The visit of the Secretary of State Grigoriy Karasin, Vice Minister of the Foreign Affairs Minister of the Russian Federation to Tashkent became the continuation of the dialogue, started in Moscow this April by the Presidents Islam Karimov and Vladimir Putin. Then they signed a large set of documents on various spheres of cooperation – from economy to special services cooperation, up to 2017. Security and development of the total Central Asia region depends on its accomplishment.
Regional neighbors Islam Karimov and Nursultan Nazarbayev keep on reaching greater understanding and support of each other, the same they more often acknowledge the interdependence and acute need to strengthen the cooperation.
NATO is opening a liaison office in Tashkent -- but don't read too much geopolitical significance into the move. A number of Russian-media outlets have reported the move, seeing in it yet another piece of evidence that Uzbekistan is moving away from Russia (leaving the Collective Security Treaty Organization) and toward the West (cooperating with the U.S. on military transit to and from Afghanistan, getting increasing military aid from Washington).
Russian president Vladimir Putin’s upcoming visit to Uzbekistan reflects the Central Asian republic’s importance to the Kremlin.

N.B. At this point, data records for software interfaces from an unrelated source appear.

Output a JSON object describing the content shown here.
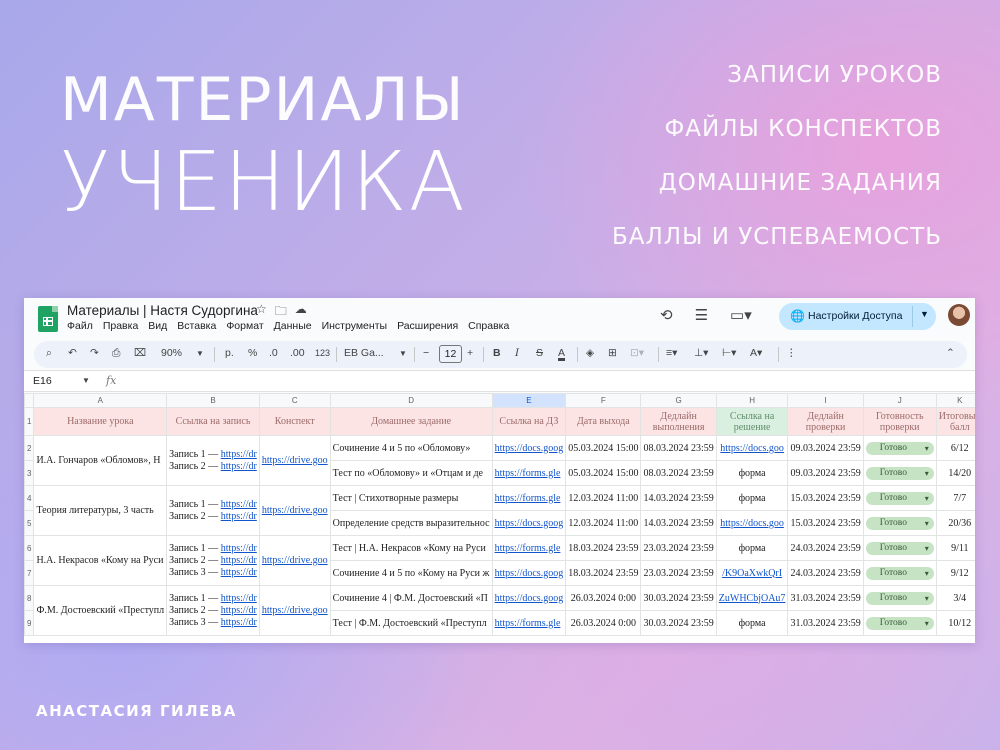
{
  "hero": {
    "title_line1": "МАТЕРИАЛЫ",
    "title_line2": "УЧЕНИКА",
    "features": [
      "ЗАПИСИ УРОКОВ",
      "ФАЙЛЫ КОНСПЕКТОВ",
      "ДОМАШНИЕ ЗАДАНИЯ",
      "БАЛЛЫ И УСПЕВАЕМОСТЬ"
    ],
    "author": "АНАСТАСИЯ ГИЛЕВА"
  },
  "app": {
    "doc_title": "Материалы | Настя Судоргина",
    "menu": [
      "Файл",
      "Правка",
      "Вид",
      "Вставка",
      "Формат",
      "Данные",
      "Инструменты",
      "Расширения",
      "Справка"
    ],
    "share_label": "Настройки Доступа",
    "icons": {
      "history": "history-icon",
      "comments": "comment-icon",
      "meet": "video-icon",
      "share": "globe-icon"
    }
  },
  "toolbar": {
    "zoom": "90%",
    "currency": "р.",
    "percent": "%",
    "dec_less": ".0",
    "dec_more": ".00",
    "number_format": "123",
    "font": "EB Ga...",
    "font_size": "12"
  },
  "formula_bar": {
    "cell_ref": "E16",
    "fx": "fx"
  },
  "sheet": {
    "columns": [
      "A",
      "B",
      "C",
      "D",
      "E",
      "F",
      "G",
      "H",
      "I",
      "J",
      "K"
    ],
    "selected_column": "E",
    "header_row_number": "1",
    "headers": [
      "Название урока",
      "Ссылка на запись",
      "Конспект",
      "Домашнее задание",
      "Ссылка на ДЗ",
      "Дата выхода",
      "Дедлайн выполнения",
      "Ссылка на решение",
      "Дедлайн проверки",
      "Готовность проверки",
      "Итоговый балл"
    ],
    "lessons": [
      {
        "rows": [
          "2",
          "3"
        ],
        "title": "И.А. Гончаров «Обломов», Н",
        "records": [
          "Запись 1 — ",
          "Запись 2 — "
        ],
        "record_link": "https://dr",
        "notes": "https://drive.goo",
        "tasks": [
          {
            "hw": "Сочинение 4 и 5 по «Обломову»",
            "hw_link": "https://docs.goog",
            "release": "05.03.2024 15:00",
            "deadline": "08.03.2024 23:59",
            "solution": "https://docs.goo",
            "solution_is_link": true,
            "check": "09.03.2024 23:59",
            "status": "Готово",
            "score": "6/12"
          },
          {
            "hw": "Тест по «Обломову» и «Отцам и де",
            "hw_link": "https://forms.gle",
            "release": "05.03.2024 15:00",
            "deadline": "08.03.2024 23:59",
            "solution": "форма",
            "solution_is_link": false,
            "check": "09.03.2024 23:59",
            "status": "Готово",
            "score": "14/20"
          }
        ]
      },
      {
        "rows": [
          "4",
          "5"
        ],
        "title": "Теория литературы, 3 часть",
        "records": [
          "Запись 1 — ",
          "Запись 2 — "
        ],
        "record_link": "https://dr",
        "notes": "https://drive.goo",
        "tasks": [
          {
            "hw": "Тест | Стихотворные размеры",
            "hw_link": "https://forms.gle",
            "release": "12.03.2024 11:00",
            "deadline": "14.03.2024 23:59",
            "solution": "форма",
            "solution_is_link": false,
            "check": "15.03.2024 23:59",
            "status": "Готово",
            "score": "7/7"
          },
          {
            "hw": "Определение средств выразительнос",
            "hw_link": "https://docs.goog",
            "release": "12.03.2024 11:00",
            "deadline": "14.03.2024 23:59",
            "solution": "https://docs.goo",
            "solution_is_link": true,
            "check": "15.03.2024 23:59",
            "status": "Готово",
            "score": "20/36"
          }
        ]
      },
      {
        "rows": [
          "6",
          "7"
        ],
        "title": "Н.А. Некрасов «Кому на Руси",
        "records": [
          "Запись 1 — ",
          "Запись 2 — ",
          "Запись 3 — "
        ],
        "record_link": "https://dr",
        "notes": "https://drive.goo",
        "tasks": [
          {
            "hw": "Тест | Н.А. Некрасов «Кому на Руси",
            "hw_link": "https://forms.gle",
            "release": "18.03.2024 23:59",
            "deadline": "23.03.2024 23:59",
            "solution": "форма",
            "solution_is_link": false,
            "check": "24.03.2024 23:59",
            "status": "Готово",
            "score": "9/11"
          },
          {
            "hw": "Сочинение 4 и 5 по «Кому на Руси ж",
            "hw_link": "https://docs.goog",
            "release": "18.03.2024 23:59",
            "deadline": "23.03.2024 23:59",
            "solution": "/K9OaXwkQrI",
            "solution_is_link": true,
            "check": "24.03.2024 23:59",
            "status": "Готово",
            "score": "9/12"
          }
        ]
      },
      {
        "rows": [
          "8",
          "9"
        ],
        "title": "Ф.М. Достоевский «Преступл",
        "records": [
          "Запись 1 — ",
          "Запись 2 — ",
          "Запись 3 — "
        ],
        "record_link": "https://dr",
        "notes": "https://drive.goo",
        "tasks": [
          {
            "hw": "Сочинение 4 | Ф.М. Достоевский «П",
            "hw_link": "https://docs.goog",
            "release": "26.03.2024 0:00",
            "deadline": "30.03.2024 23:59",
            "solution": "ZuWHCbjOAu7",
            "solution_is_link": true,
            "check": "31.03.2024 23:59",
            "status": "Готово",
            "score": "3/4"
          },
          {
            "hw": "Тест | Ф.М. Достоевский «Преступл",
            "hw_link": "https://forms.gle",
            "release": "26.03.2024 0:00",
            "deadline": "30.03.2024 23:59",
            "solution": "форма",
            "solution_is_link": false,
            "check": "31.03.2024 23:59",
            "status": "Готово",
            "score": "10/12"
          }
        ]
      }
    ]
  },
  "colors": {
    "header_bg": "#fce4e4",
    "header_green_bg": "#d9f0e0",
    "chip_bg": "#c6e4c4",
    "link": "#1155cc",
    "share_btn": "#c2e7ff",
    "sheets_green": "#1ea362"
  }
}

It appears that Uzbek President Islam Karimov’s efforts to obtain a one-on-one meeting with US President Barack Obama are coming up short, an informed source indicates. Obama's preliminary schedule for the upcoming NATO summit reportedly does not include individual meetings with any of the Central Asian leaders who are planning on attending the event.
President of the Republic of Uzbekistan Islam Karimov met with State Secretary for Defense of the United Kingdom Philip Hammond MP at the Oqsaroy.
In October, when Russian Prime Minister Vladimir Putin declared his goal of establishing a Eurasian Union, scorned by some as a “Soviet Union-lite,” the more sycophantic among post-Soviet leaders jumped over each other to sign up.
A think tank chaired by Russian President Dmitry Medvedev has come up with an interesting idea for getting the largely ineffective Collective Security Treaty Organization off the ground: Kick out Uzbekistan.
On December 1st the Russian Federation President Dmitry Medvedev took part in the Summit of the Organization for Security and Cooperation in Europe (OSCE) held in Astana. This event was preceded by a number of various summits. Within already regular Summits of the European Union, it’s also worth underlining the special significance for the international policy of the summits as the Summit of Turkic Speaking States in Ankara and Lisbon NATO Summit. To this or that extent they influenced on the atmosphere of the OSCE Summit.
Many people wouldn't know that former United States president Ronald Reagan's signature phrase "trust, but verify" is actually the translation of a Russian proverb - doveryai, no proveryai. Two decades into the post-Cold War era, Moscow wants to reclaim the self-contradictory phrase from the American repertoire and apply it to Russia's "reset" of ties with the United States.